## Requirement
Go through the lines below. Copy those with "this".

## Web page and app entries
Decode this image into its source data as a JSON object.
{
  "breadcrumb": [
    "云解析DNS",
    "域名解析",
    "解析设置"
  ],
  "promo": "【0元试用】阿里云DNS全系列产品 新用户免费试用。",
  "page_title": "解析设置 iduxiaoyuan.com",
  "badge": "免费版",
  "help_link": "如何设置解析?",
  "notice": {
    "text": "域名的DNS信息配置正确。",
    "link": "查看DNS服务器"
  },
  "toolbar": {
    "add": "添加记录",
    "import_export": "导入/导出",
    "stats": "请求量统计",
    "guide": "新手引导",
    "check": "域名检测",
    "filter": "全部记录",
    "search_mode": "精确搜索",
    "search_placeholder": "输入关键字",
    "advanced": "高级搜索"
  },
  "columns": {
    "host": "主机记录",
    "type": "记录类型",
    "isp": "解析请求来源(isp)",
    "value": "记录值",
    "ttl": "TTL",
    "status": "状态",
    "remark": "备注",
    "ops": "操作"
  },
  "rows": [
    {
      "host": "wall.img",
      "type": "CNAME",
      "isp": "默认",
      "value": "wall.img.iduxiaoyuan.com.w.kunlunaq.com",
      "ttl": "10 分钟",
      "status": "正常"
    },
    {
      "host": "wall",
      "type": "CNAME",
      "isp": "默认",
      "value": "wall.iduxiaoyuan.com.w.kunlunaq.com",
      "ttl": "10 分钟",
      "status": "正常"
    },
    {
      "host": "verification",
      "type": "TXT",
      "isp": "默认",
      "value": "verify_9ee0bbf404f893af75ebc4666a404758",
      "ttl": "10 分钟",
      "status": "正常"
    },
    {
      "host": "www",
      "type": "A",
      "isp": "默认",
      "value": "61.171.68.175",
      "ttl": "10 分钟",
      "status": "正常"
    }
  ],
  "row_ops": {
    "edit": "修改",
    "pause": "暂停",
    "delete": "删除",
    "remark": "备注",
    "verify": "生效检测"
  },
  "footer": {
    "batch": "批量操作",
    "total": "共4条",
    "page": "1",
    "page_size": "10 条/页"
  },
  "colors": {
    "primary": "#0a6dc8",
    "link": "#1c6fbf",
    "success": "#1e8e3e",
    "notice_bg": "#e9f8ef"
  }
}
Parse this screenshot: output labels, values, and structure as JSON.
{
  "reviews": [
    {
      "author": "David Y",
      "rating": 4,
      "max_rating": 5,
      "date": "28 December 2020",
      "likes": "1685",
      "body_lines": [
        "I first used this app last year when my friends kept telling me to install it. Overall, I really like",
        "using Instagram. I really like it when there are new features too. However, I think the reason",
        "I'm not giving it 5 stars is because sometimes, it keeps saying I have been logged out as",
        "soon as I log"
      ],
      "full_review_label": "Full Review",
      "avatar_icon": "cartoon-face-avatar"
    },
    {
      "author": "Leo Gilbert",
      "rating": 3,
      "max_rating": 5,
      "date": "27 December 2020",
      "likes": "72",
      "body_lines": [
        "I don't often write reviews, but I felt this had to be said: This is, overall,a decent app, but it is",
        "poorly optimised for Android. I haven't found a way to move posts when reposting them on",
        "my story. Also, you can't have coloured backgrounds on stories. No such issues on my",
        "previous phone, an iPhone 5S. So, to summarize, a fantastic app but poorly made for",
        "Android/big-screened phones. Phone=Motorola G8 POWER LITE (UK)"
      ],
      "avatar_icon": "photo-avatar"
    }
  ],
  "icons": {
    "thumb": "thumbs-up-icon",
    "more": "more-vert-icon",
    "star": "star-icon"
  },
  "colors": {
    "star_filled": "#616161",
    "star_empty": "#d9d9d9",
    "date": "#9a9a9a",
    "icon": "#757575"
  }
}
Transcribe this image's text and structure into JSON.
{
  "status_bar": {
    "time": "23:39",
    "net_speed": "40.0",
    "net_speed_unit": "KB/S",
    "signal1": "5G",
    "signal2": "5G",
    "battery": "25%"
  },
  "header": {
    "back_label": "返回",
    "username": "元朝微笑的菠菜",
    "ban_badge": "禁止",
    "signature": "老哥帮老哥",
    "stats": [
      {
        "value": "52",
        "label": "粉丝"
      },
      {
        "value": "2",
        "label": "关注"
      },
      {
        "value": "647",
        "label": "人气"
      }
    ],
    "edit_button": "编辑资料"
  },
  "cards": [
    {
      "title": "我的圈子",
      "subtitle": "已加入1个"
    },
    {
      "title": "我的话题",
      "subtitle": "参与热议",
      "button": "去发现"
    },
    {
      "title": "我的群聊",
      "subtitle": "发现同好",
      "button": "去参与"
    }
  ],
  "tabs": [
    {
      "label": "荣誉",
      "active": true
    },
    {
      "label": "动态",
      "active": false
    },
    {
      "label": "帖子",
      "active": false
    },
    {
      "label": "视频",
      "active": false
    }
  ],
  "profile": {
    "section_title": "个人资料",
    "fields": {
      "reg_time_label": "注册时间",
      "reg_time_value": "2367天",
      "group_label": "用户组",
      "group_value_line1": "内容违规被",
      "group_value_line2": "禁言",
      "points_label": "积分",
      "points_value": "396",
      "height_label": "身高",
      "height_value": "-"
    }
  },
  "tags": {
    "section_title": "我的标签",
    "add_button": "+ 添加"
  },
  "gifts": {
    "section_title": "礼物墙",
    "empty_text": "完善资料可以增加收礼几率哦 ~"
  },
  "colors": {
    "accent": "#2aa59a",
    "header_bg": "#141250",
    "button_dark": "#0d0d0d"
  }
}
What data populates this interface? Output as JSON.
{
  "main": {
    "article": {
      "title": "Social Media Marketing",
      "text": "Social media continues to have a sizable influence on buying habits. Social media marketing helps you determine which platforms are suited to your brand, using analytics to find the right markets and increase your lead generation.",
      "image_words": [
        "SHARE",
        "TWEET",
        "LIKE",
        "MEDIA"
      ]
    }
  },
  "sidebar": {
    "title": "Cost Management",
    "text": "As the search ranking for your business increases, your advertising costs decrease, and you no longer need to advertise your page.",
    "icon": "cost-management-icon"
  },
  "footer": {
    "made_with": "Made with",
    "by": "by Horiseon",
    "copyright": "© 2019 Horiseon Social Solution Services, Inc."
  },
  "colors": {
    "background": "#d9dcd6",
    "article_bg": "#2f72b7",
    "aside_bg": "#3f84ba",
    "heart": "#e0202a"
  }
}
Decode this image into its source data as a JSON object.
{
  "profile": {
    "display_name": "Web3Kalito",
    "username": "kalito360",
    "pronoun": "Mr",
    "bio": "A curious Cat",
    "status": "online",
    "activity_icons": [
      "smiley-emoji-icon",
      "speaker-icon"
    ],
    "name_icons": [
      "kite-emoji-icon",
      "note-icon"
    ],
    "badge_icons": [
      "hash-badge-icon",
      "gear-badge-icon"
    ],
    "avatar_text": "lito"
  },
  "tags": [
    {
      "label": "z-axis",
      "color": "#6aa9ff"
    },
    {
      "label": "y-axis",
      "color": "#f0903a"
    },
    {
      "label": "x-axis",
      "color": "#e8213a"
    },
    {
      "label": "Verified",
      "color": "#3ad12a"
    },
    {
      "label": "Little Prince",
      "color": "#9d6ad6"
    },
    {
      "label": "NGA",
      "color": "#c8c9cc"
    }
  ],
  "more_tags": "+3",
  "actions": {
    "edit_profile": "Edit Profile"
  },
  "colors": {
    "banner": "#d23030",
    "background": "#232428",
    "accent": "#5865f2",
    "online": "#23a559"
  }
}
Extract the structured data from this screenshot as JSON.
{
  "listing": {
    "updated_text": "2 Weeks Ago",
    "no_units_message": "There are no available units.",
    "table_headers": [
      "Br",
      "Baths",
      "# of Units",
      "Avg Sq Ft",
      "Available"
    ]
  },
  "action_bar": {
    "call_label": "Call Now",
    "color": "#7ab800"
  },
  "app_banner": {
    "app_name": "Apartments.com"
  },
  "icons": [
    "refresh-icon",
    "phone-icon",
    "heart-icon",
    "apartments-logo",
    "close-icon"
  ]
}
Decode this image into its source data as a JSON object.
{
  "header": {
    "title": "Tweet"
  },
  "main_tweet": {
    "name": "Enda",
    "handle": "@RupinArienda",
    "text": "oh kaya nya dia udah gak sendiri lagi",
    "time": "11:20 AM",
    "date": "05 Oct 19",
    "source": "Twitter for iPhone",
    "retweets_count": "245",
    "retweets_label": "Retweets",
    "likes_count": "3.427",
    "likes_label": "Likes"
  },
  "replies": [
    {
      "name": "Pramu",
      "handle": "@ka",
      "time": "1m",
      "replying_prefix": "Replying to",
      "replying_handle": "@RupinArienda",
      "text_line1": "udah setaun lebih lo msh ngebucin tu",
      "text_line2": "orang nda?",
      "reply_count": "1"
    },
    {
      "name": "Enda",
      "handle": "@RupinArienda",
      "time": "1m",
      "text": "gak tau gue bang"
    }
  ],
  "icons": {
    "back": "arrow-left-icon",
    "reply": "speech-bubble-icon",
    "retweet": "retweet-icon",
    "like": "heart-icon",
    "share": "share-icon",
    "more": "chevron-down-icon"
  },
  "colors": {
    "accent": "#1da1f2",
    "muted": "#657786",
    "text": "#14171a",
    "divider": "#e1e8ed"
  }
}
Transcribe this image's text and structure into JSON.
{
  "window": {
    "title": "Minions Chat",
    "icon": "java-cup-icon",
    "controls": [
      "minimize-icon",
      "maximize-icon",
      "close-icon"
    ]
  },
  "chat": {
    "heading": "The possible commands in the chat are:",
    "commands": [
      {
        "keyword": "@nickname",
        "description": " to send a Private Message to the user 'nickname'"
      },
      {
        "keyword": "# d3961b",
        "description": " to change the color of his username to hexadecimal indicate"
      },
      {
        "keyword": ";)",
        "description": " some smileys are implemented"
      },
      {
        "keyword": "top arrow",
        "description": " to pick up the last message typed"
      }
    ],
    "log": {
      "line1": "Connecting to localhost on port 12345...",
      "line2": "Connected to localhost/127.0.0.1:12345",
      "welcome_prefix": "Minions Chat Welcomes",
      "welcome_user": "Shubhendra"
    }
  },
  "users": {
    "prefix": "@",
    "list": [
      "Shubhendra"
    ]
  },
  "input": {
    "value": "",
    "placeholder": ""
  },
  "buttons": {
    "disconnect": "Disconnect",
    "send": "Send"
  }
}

## Task output
Decode this image into its source data as a JSON object.
Parse this screenshot: output labels, values, and structure as JSON.
        "I first used this app last year when my friends kept telling me to install it. Overall, I really like",
        "I don't often write reviews, but I felt this had to be said: This is, overall,a decent app, but it is",
Transcribe this image's text and structure into JSON.
What data populates this interface? Output as JSON.
Decode this image into its source data as a JSON object.
Extract the structured data from this screenshot as JSON.
Decode this image into its source data as a JSON object.
Transcribe this image's text and structure into JSON.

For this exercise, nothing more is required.